Buffer has also been a good startup for me, as an entrepreneur, to follow. Co-founders Joel and Leo (left earlier this year) always looked for feedback, always listened to customers and always responded to support questions 24/7 – even before I moved up to the paid level. They’ve also been terribly innovative in new features and user communications.

Today, I got my “Social Media Report Card” from Buffer by email. Here’s the top portion.

Buffer social media report card

And the bottom portion. You can see I don’t use for Buffer for my LinkedIn and Facebook posts.

Buffer social media report card

I haven’t in the past paid much attention to Buffer report cards, and probably won’t now.

But I am intrigued by the simplicity of the information that’s easy to browse and compare week to week numbers. It’s this type of info that draws in the competitive types – like lawyers.

Could LexBlog have a user report card?

  • By firm, by blog or by author?
  • What would it include?
    • Number of posts?
    • Number of readers on he web?
    • Number of readers by email?
    • Number of readers by RSS?
    • Number of readers by social media?
    • Where have posts been shared?
  • What platform features have been used and not used?
  • How often would the report card come out? Weekly, monthly or weekly?

I am not sure what it would measure. Could be any number of things so long as the number is not too large.
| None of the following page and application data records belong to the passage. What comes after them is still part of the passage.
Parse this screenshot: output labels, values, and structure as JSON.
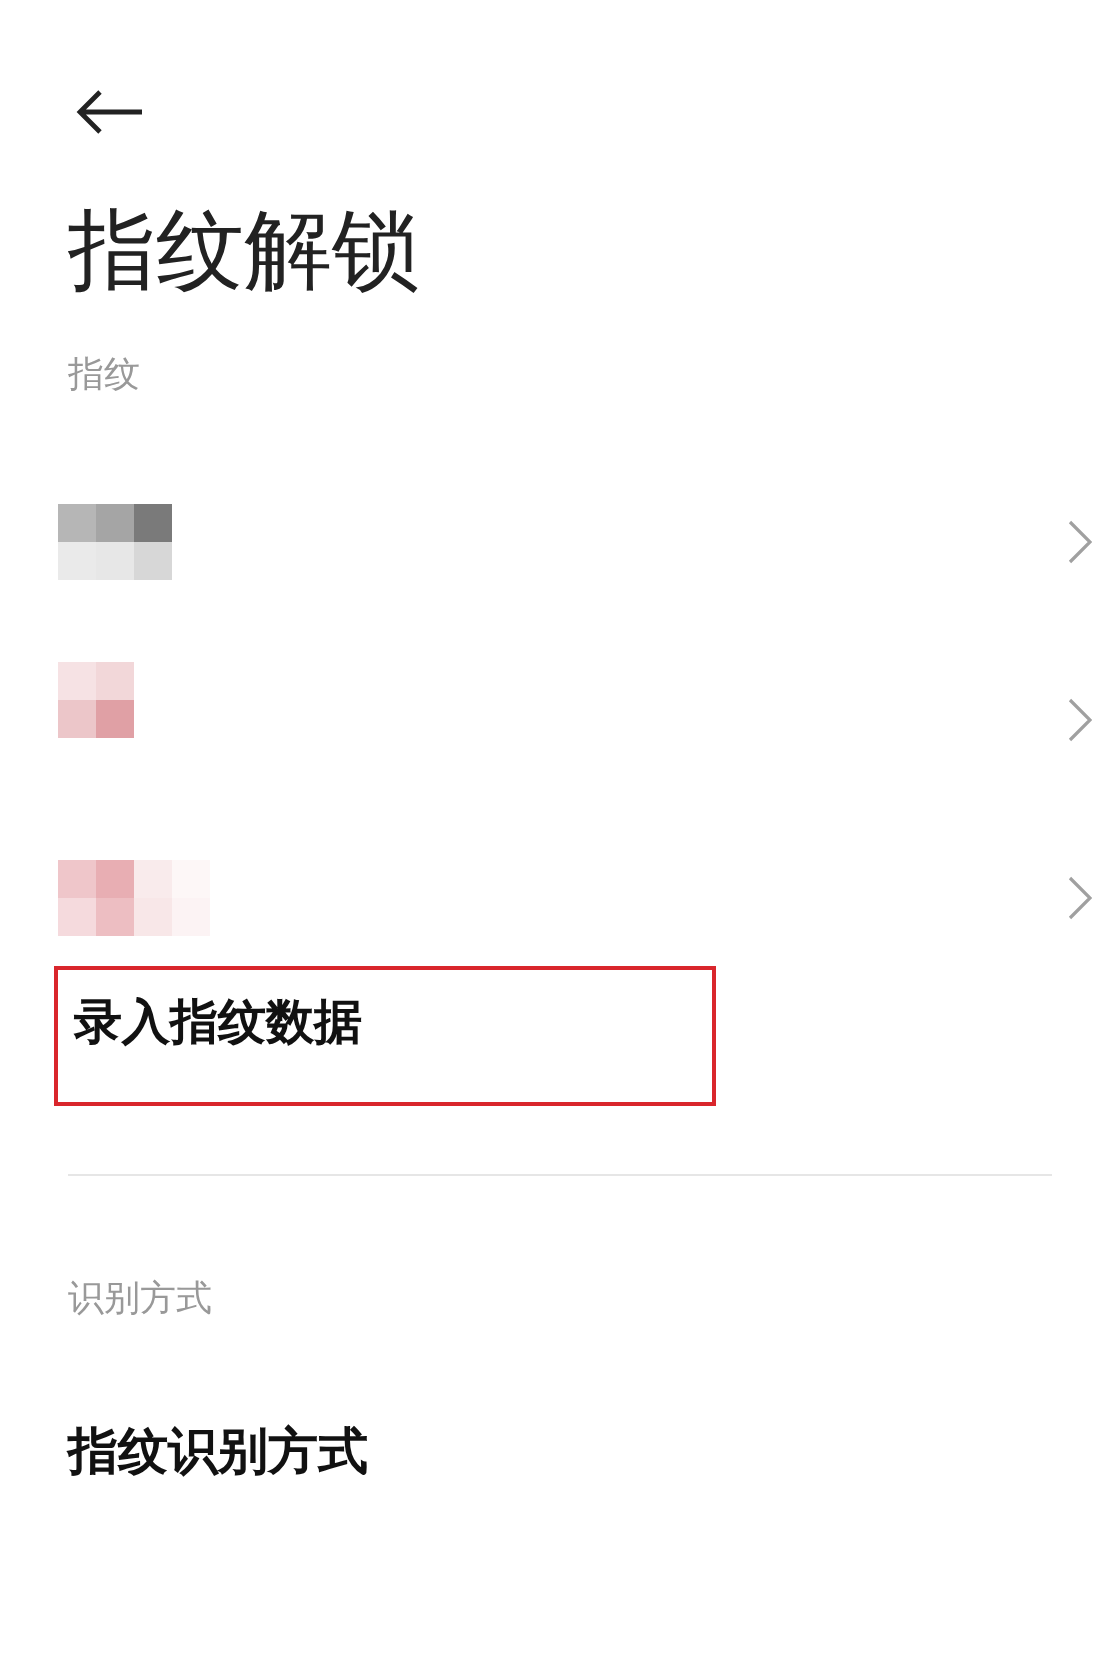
{
  "title": "指纹解锁",
  "fingerprint_section": {
    "header": "指纹",
    "fingerprints": [
      {
        "color": "#7a7a7a"
      },
      {
        "color": "#e0a0a5"
      },
      {
        "color": "#e8aeb3"
      }
    ],
    "enroll": {
      "label": "录入指纹数据",
      "highlighted": true
    }
  },
  "recognition_section": {
    "header": "识别方式",
    "items": [
      {
        "label": "指纹识别方式"
      }
    ]
  }
}
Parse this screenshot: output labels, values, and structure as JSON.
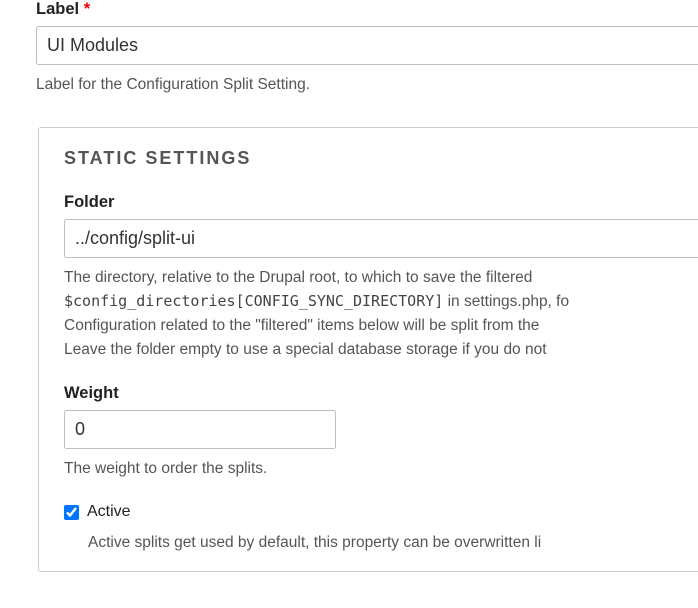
{
  "labelField": {
    "label": "Label",
    "required_mark": "*",
    "value": "UI Modules",
    "description": "Label for the Configuration Split Setting."
  },
  "staticSettings": {
    "legend": "STATIC SETTINGS",
    "folder": {
      "label": "Folder",
      "value": "../config/split-ui",
      "desc_line1_pre": "The directory, relative to the Drupal root, to which to save the filtered ",
      "desc_line2_code": "$config_directories[CONFIG_SYNC_DIRECTORY]",
      "desc_line2_post": " in settings.php, fo",
      "desc_line3": "Configuration related to the \"filtered\" items below will be split from the",
      "desc_line4": "Leave the folder empty to use a special database storage if you do not"
    },
    "weight": {
      "label": "Weight",
      "value": "0",
      "description": "The weight to order the splits."
    },
    "active": {
      "label": "Active",
      "checked": true,
      "description": "Active splits get used by default, this property can be overwritten li"
    }
  }
}
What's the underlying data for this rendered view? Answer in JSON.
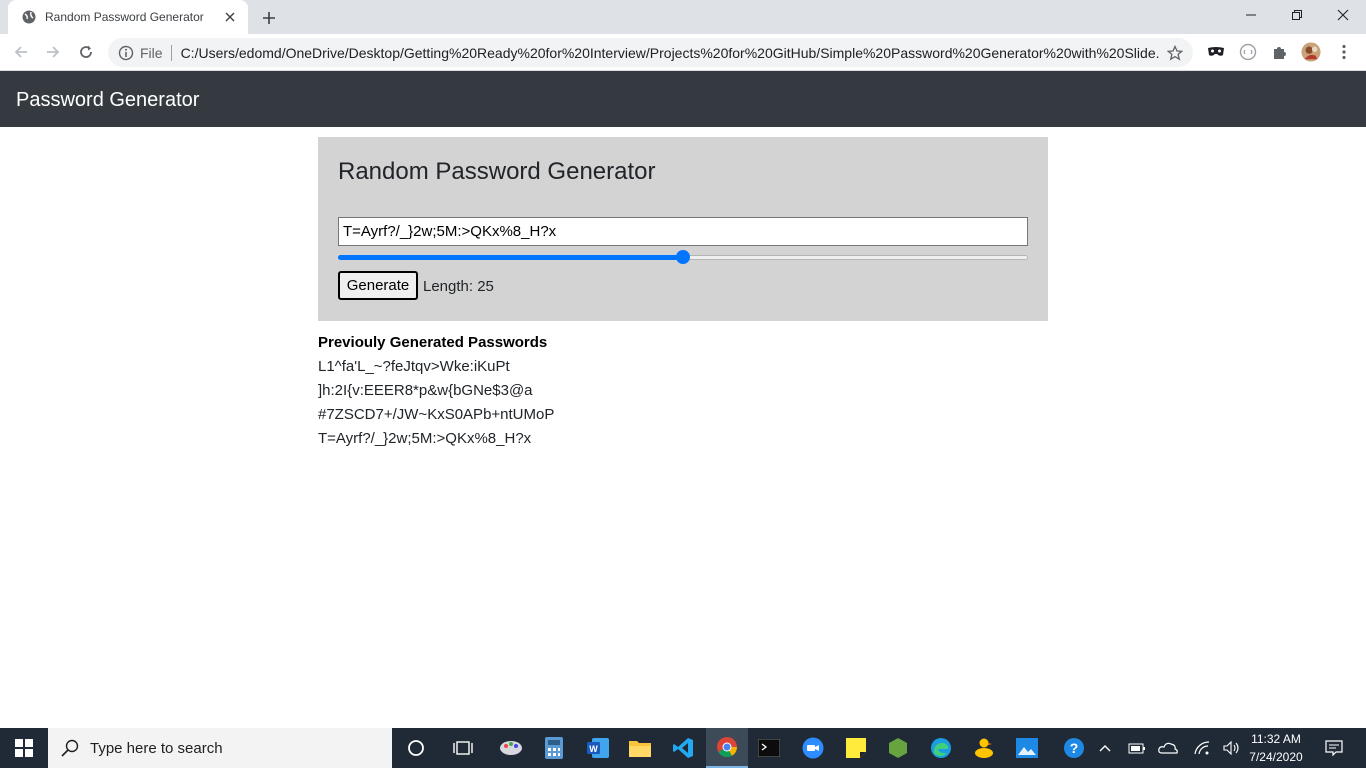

One fear I have is that it may that could incentivize things that are not as important in blogging – numbers over quality through listening, engagement and a conversational tone.